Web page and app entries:
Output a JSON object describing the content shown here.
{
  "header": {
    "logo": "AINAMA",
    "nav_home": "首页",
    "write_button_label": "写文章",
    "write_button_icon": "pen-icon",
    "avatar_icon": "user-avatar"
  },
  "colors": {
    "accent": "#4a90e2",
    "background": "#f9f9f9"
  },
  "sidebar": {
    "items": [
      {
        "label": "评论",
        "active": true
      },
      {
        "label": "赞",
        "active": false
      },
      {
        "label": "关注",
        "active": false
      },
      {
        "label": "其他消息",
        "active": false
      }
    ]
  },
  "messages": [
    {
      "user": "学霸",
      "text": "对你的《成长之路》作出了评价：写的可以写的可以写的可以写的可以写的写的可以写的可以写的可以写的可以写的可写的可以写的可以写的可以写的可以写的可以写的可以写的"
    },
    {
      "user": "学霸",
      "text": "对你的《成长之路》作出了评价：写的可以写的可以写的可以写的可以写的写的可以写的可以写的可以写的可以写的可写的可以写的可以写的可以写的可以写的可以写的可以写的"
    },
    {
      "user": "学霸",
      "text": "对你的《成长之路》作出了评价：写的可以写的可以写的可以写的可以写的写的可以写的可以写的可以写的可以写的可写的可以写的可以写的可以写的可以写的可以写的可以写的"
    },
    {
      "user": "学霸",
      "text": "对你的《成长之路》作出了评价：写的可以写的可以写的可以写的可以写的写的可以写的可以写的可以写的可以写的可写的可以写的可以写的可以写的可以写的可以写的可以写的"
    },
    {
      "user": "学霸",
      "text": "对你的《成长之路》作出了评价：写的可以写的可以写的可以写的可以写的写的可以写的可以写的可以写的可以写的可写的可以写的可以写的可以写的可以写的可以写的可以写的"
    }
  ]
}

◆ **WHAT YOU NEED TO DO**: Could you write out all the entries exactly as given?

◆ **EXERCISE SOLUTION**:
Output a JSON object describing the content shown here.
{
  "header": {
    "logo": "AINAMA",
    "nav_home": "首页",
    "write_button_label": "写文章",
    "write_button_icon": "pen-icon",
    "avatar_icon": "user-avatar"
  },
  "colors": {
    "accent": "#4a90e2",
    "background": "#f9f9f9"
  },
  "sidebar": {
    "items": [
      {
        "label": "评论",
        "active": true
      },
      {
        "label": "赞",
        "active": false
      },
      {
        "label": "关注",
        "active": false
      },
      {
        "label": "其他消息",
        "active": false
      }
    ]
  },
  "messages": [
    {
      "user": "学霸",
      "text": "对你的《成长之路》作出了评价：写的可以写的可以写的可以写的可以写的写的可以写的可以写的可以写的可以写的可写的可以写的可以写的可以写的可以写的可以写的可以写的"
    },
    {
      "user": "学霸",
      "text": "对你的《成长之路》作出了评价：写的可以写的可以写的可以写的可以写的写的可以写的可以写的可以写的可以写的可写的可以写的可以写的可以写的可以写的可以写的可以写的"
    },
    {
      "user": "学霸",
      "text": "对你的《成长之路》作出了评价：写的可以写的可以写的可以写的可以写的写的可以写的可以写的可以写的可以写的可写的可以写的可以写的可以写的可以写的可以写的可以写的"
    },
    {
      "user": "学霸",
      "text": "对你的《成长之路》作出了评价：写的可以写的可以写的可以写的可以写的写的可以写的可以写的可以写的可以写的可写的可以写的可以写的可以写的可以写的可以写的可以写的"
    },
    {
      "user": "学霸",
      "text": "对你的《成长之路》作出了评价：写的可以写的可以写的可以写的可以写的写的可以写的可以写的可以写的可以写的可写的可以写的可以写的可以写的可以写的可以写的可以写的"
    }
  ]
}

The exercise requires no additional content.